An estimated 27.4% of Venezuelan gov't imports never happened
According to think tank, overbilling amounted to USD 15.4 billion
In 2012, official and private-sector imports reached USD 56.3 billion and, from that total, USD 15.4 billion (27.4%) comprised fictitious sales, according to estimates prepared by consulting firm Ecoanalítica, which show that most overbilling was done by government entities.
Overbilling entails stating a sale price higher than the actual price. This leads to an allocation of currency greater than the one needed to acquire the goods. In previous currency-control periods, like from 1994 to 1996, this was a common practice; as imports grew, so did inflated invoices.
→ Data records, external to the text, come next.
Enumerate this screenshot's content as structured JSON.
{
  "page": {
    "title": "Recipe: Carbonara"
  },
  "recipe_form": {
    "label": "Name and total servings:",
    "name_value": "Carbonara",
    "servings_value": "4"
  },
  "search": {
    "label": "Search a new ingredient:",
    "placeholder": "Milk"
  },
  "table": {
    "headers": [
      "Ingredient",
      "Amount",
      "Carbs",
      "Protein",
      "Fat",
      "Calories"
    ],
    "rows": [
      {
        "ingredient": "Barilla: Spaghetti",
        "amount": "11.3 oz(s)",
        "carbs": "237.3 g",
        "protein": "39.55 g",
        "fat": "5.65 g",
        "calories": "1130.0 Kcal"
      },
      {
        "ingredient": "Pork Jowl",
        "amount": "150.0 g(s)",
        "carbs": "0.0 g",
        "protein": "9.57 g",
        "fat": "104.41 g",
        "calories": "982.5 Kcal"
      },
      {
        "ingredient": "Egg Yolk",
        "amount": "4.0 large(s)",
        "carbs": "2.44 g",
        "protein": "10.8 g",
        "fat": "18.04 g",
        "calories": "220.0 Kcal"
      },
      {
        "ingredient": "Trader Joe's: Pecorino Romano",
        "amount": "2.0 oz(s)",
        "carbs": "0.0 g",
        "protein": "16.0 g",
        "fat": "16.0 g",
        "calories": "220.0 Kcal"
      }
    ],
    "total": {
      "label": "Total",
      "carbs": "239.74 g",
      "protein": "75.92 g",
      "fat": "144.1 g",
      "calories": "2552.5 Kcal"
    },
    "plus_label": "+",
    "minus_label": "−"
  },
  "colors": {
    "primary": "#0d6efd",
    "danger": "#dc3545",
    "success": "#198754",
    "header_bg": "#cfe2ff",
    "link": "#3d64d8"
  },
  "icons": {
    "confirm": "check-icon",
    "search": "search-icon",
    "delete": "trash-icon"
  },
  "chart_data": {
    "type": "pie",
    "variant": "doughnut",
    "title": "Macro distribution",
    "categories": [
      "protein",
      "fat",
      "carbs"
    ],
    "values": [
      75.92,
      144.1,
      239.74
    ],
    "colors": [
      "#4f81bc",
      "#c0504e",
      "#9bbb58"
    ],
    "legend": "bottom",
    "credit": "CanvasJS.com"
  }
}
To combat those practices, Jorge Giordani, the Planning and Finance Minister, said in an interview with local journal Ciudad Caracas earlier this month that "when a system for currency controls is created, the other extreme, those who intend to sidestep it, is automatically spawned. You can go on the chase, but they always find a way: overbilling, containers full of rocks and other forms of chicanery to reach their goal: buying cheap and selling dear. But the administration system remains firm, and we will not change it."
For nearly a third of imports to involve overbilling, the main incentive lies in the exchange rate. Economist José Guerra points out that "currency controls are associated with importing at cheaper dollar rates, thus leading to overbilling. Subsidized forex rates boost these practices" and adds that "this cannot take place without cooperation from other entities."
To identify fictitious transactions, Ecoanalítica reconciled outgoing capital with inventories and found that the outflow of funds from the public sector cannot be explained other than through overbilling; therefore, it estimates that out of all public-sector imports, which amounted to USD 21.7 billion, 39.7% were fictitious.
For the private sector, results were lower. 19% of this sector's imports, amounting to USD 34.6 billion, involved some sort of overbilling.
Last December, Cadivi authorities announced that a group of companies had been fined for this type of practices and claimed that many were suspended from using the forex system and reported to the General Attorney's Office. Nevertheless, the status of those investigations has not been specified to date.
A marked difference
José Guerra believes that "the incentive for incurring in fictitious transactions is much too big because the difference between the official exchange rate and the unofficial exchange rate is far too extensive."
Government spokespersons acknowledged that they have failed in regulating the parallel market. In recent days, Nelson Merentes, president of the Central Bank of Venezuela, said that "the Sitme system was developed to prevent the unofficial dollar rate from surging, but since October it failed to fulfill its purpose. Then, one of the variables, which was keeping the rate within a manageable range for the economy, was lost."
The Sitme system has been discontinued, and now imports will be processed through Cadivi while a new body will be created to govern forex policies.
Translated by Félix Rojas Alva
A simple reason: there is oil galore, would suffice to explain Guyana's actions. Another explanation lies in the little or none efforts made by the Venezuelan government to thwart the move by the Guyanese. This is certainly not a new problem, but a problem only recently highlighted because oil is involved. But what other resources does the disputed area hold? For most of us it is a section on the map with black and white stripes on it, a depiction of something distant, alien, a nothingness not worth paying much attention to in geography classes back in elementary school.